As such, blockchains offer reliable and tamper-resistant records of financial activities, giving people greater peace of mind about the movement of their assets. Even if fraudsters successfully manipulate a node, the anomaly in the chain is easily identifiable. That’s because the integrity of the original transaction is preserved, making unauthorized modifications or false documentations stick out like a sore thumb.
Crypto and Blockchain Offer Heightened Accountability and Transparency Over Assets
Since digital currencies are decentralized, every transaction made in a string of nodes is recorded on a public ledger that can be seen by participants. This makes the data in cryptocurrencies and blockchains more transparent—and more difficult for fraudsters to manipulate or conceal transactions without detection.
The use of a public ledger also fosters trust in the crypto or blockchain community, making every participant accountable for their actions. Moreover, participants use cryptographic identifiers and timestamps when making transactions, both of which add a layer of traceability to the blockchain and enable effective monitoring and identification of any suspicious activity.
Crypto and Blockchain Technologies Enhance Auditing Capabilities
With every transaction recorded in the chain, auditors can review complete transaction histories with confidence. Since digital currencies use a network of nodes to permanently store their data, auditors will have an easier time tracking and auditing financial activities without the fear of past transactions being altered or erased. This gives them the reassurance that the transactions of their clients, past and present, won’t be easily manipulated by fraudsters.
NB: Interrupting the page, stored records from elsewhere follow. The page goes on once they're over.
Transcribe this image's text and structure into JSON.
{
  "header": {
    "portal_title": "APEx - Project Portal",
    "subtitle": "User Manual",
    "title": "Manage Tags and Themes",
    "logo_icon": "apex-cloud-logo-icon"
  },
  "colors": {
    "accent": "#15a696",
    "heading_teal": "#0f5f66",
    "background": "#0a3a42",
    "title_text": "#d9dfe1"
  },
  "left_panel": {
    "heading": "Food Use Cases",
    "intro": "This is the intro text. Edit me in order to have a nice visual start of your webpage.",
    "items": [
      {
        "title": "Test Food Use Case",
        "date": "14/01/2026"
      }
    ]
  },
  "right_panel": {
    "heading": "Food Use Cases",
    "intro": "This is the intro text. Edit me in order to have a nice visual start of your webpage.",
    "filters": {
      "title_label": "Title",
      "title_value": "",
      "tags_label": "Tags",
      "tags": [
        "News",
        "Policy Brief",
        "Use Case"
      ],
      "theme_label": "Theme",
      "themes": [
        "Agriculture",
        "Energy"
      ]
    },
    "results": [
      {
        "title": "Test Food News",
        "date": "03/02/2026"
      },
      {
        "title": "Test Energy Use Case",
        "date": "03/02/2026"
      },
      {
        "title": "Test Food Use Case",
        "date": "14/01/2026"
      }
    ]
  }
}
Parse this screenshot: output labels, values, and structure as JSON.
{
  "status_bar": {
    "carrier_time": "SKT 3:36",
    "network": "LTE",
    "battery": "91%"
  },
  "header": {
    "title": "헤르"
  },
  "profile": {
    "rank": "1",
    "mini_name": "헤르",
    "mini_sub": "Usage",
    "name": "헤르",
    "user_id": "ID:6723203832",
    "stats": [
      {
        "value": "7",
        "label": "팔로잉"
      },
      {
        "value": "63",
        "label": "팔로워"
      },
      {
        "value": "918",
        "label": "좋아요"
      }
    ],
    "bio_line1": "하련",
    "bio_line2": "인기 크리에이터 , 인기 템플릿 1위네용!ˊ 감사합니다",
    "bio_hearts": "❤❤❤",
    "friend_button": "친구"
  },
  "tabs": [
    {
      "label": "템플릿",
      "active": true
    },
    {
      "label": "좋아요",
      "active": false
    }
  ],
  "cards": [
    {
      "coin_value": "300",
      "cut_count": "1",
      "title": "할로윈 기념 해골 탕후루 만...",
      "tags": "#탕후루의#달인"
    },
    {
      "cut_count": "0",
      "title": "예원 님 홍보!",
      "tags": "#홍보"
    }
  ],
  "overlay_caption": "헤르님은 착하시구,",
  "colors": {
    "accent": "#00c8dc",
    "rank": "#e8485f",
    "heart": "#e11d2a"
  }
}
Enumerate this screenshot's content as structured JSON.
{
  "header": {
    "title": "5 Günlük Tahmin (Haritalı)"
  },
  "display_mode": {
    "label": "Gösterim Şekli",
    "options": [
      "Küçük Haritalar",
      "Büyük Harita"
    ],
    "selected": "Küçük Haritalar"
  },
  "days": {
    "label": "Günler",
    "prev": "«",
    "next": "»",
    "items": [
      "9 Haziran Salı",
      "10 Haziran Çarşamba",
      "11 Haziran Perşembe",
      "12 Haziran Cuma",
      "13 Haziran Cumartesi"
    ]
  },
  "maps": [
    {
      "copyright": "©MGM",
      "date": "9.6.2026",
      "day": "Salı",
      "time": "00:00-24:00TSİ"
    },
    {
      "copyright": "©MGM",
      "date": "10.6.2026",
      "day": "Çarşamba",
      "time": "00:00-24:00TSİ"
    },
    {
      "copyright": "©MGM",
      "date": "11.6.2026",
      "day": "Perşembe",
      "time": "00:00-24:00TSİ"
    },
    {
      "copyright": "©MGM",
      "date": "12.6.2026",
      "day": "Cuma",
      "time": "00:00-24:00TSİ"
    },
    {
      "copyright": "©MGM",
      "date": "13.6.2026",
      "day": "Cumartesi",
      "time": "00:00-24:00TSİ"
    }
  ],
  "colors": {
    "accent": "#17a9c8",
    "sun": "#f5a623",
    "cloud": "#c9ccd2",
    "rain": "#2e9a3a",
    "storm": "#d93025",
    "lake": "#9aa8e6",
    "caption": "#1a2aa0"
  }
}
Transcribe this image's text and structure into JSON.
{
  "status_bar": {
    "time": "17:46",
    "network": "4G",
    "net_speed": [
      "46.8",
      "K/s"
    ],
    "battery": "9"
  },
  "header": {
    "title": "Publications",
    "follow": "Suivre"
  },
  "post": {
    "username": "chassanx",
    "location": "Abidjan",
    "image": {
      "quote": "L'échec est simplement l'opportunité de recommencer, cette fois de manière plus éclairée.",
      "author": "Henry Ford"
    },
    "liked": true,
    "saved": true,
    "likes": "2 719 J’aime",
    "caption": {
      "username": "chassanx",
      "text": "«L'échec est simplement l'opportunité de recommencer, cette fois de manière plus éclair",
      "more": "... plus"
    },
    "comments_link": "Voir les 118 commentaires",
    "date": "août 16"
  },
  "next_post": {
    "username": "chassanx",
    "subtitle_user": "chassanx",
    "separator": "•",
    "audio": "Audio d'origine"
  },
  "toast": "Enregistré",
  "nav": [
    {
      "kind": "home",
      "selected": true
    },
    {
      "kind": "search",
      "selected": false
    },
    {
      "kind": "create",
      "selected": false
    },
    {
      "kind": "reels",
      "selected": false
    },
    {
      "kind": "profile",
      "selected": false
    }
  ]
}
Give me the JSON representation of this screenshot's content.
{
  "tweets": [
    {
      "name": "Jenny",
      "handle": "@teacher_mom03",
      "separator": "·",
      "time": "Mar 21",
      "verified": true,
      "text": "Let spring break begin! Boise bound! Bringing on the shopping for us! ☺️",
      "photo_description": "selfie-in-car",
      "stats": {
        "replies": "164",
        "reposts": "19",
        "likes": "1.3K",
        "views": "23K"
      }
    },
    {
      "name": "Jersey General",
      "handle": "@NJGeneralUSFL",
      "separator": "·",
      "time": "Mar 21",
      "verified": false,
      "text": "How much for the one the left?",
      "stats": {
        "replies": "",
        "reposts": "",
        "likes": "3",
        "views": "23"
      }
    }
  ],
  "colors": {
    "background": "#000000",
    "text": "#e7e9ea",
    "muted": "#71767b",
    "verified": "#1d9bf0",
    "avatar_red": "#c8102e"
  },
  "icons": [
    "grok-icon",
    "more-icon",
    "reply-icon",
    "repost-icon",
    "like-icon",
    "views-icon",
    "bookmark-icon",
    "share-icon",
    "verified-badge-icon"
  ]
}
Crypto and Blockchain Technologies Utilize Cryptographic Security Measures to Prevent Fraud
Participants in a crypto- or blockchain-driven network use public key cryptography to complete transactions. This method uses an encryption scheme that operates with two keys—a public and a private key—to authorize and authenticate transactions. Each participant has their own unique public and private key, which they use to receive funds and sign transactions respectively. Public keys can be published, while private keys are kept secret. This way, specific data can only be accessed when the right public and private key combination is used.
Through cryptographic security, participants can ensure that their transactions in the chain are authentic. It also gives them the confidence to continue using digital currencies since they can protect their sensitive data from being intercepted or accessed by unauthorized individuals.
Blockchain-Driven Smart Contracts Can Minimize Risk and the Potential for Human Error
Smart contracts, or self-executing agreements based on blockchain technology, are contracts that contain predefined rules and conditions that are automatically enforced upon fulfillment. These facilitate secure and transparent financial transactions by eliminating the need for intermediaries and manual verification processes.
As a result of their automated nature, smart contracts can minimize the potential for human error and manipulation for the tasks within their scope, thereby reducing the risk of fraudulent activities while also cutting intermediary costs.
Even though cryptocurrency and blockchain are relatively new concepts in the realms of finance and related fields like anti-money laundering (AML), their potential in the fight against financial fraud can’t be ignored. These technologies can offer participants a greater sense of security not only over their finances, but their personal information as well. Their presence may have challenged traditional financial systems, but some of the disruptions may be for good—and are definitely worth looking into when it comes to fighting against financial crime.